Desire Author:Amanda Quick Upon her father's death, beautiful, headstrong Lady Clare knew that she must wed, for the protection of the Isle of Desire now fell to her. Yet when her guardian's choice of prospective husband rode through her castle gates, she felt utterly betrayed. All sinewy muscle and savage steel, Sir Gareth of Wyckmere was not the poet she'd requested but... more » a fearsome knight whose only interest was in war. Legions of robbers had fallen beneath the Hellhound of Wyckmere's sword, and now this bold warrior was certain that he could tame one willful wife.
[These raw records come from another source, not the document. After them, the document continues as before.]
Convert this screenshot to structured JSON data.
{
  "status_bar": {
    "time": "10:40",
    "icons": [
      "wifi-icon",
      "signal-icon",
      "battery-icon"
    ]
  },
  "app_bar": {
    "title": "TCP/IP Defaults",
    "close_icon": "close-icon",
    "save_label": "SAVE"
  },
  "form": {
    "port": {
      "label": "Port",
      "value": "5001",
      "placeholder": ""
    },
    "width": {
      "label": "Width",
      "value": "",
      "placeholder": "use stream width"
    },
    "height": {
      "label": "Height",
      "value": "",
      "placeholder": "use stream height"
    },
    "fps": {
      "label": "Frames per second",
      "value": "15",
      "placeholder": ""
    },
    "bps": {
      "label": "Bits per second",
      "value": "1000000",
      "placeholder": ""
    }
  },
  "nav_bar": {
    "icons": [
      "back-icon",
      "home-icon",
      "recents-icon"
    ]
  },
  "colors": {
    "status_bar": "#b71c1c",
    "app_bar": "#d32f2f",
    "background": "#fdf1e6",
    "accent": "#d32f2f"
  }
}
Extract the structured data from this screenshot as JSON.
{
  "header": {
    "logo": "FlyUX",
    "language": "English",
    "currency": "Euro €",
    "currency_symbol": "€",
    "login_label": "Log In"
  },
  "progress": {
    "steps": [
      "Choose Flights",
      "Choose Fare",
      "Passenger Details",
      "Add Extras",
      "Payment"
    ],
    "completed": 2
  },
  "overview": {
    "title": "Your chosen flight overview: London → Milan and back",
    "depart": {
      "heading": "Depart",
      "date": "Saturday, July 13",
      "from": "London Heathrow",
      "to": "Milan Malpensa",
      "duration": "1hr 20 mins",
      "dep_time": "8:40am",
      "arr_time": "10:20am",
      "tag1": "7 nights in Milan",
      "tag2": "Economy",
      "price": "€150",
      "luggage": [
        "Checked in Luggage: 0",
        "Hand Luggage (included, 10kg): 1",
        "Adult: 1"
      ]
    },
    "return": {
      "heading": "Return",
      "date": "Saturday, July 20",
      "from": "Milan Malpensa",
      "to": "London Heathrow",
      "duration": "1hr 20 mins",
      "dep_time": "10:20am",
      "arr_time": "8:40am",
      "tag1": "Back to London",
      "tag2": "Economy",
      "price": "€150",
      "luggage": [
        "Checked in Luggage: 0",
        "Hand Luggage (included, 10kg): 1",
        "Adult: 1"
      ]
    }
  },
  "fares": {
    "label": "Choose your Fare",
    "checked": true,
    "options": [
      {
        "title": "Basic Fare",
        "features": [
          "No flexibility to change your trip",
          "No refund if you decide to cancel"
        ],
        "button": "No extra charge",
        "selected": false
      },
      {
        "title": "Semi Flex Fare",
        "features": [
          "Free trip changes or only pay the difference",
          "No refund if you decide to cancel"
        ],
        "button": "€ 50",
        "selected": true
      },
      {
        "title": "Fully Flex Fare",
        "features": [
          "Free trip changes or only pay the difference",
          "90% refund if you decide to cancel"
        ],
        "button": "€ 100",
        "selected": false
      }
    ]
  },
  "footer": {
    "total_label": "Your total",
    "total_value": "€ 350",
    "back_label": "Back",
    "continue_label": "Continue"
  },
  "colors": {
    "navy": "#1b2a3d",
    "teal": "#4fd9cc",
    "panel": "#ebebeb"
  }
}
Yet even Gareth could not deter Lady Clare from trying to mold him into her ideal...until their clash of wills ignited a passion that set them both aflame...and a treacherous plot put their lives in deadly peril.« less
This is one of my all time favorites by Quick. It's a medieval romance with an interesting story line. A strong heroine that is being forced to marry, as women were in those days, is surprised by a knight with a fierce reputation who values not just the wonderful perfumes and scents made from the flowers her land is famous for, but the woman that oversees their production.
I love all Krentz's books written as Amanda Quick, but especially her older ones.
I've been a big fan of Amanda Quick since way back when she wrote as Stephanie James, Jayne Ann Krentz and Jayne Castle. How is it possible that she wrote a medieval in the exact same guise as one of her regency or contemporary romantic suspense books. I'm not even kidding, one could substitute the clothes, mannerisms, backdrop, etc. and interchange the genres. That's a neat trick, one I've not seen any other author pull off.
This is not to say that she doesn't do a good job drawing you into the time period, but this could just have easily been set in 20th C. Seattle or 1812 London. Although this particular H&H was new to me, I've read about them before in the author's other works, i.e., the way they interact with one another, make love, spar/argue, make up, etc..
The good news is that Quick is a consistent writer, the bad news is that Quick is a consistent writer. And while the story is an interesting one, I can't help feeling like it's a retread.
This book was a breath of fresh air. I really liked the place where Clare and Gareth meet. Isle of Desire sounds like a magical place. Clare is a perfume maker and Gareth also likes to experiment as well. When Lord Thurston tells Clare she needs to marry, Clare has a few requirements of her own regarding a suitor. This is Clare's recipe for the perfect candidate:
"First, as regards to his physical qualities, the future lord of Desire must be a man of moderate proportions and stature. It has been my observation that extremely large men prefer to rely on brute strength to achieve their ends rather than upon their wits and learning. I do not care for men who try to overwhelm one with their physical prowess. Therefore, please keep size in mind when you make your selections for me. Second my future lord must be of more cheerful countenance and well-mannered, pleasing disposition. I am certain you will understand when I tell you that I have no wish to be bound to a man who is melancholic or given fits of temper and foul moods. Third it's absolutely essential that my husband be a learned man one who enjoys of reading and who enjoys intellectual discourse".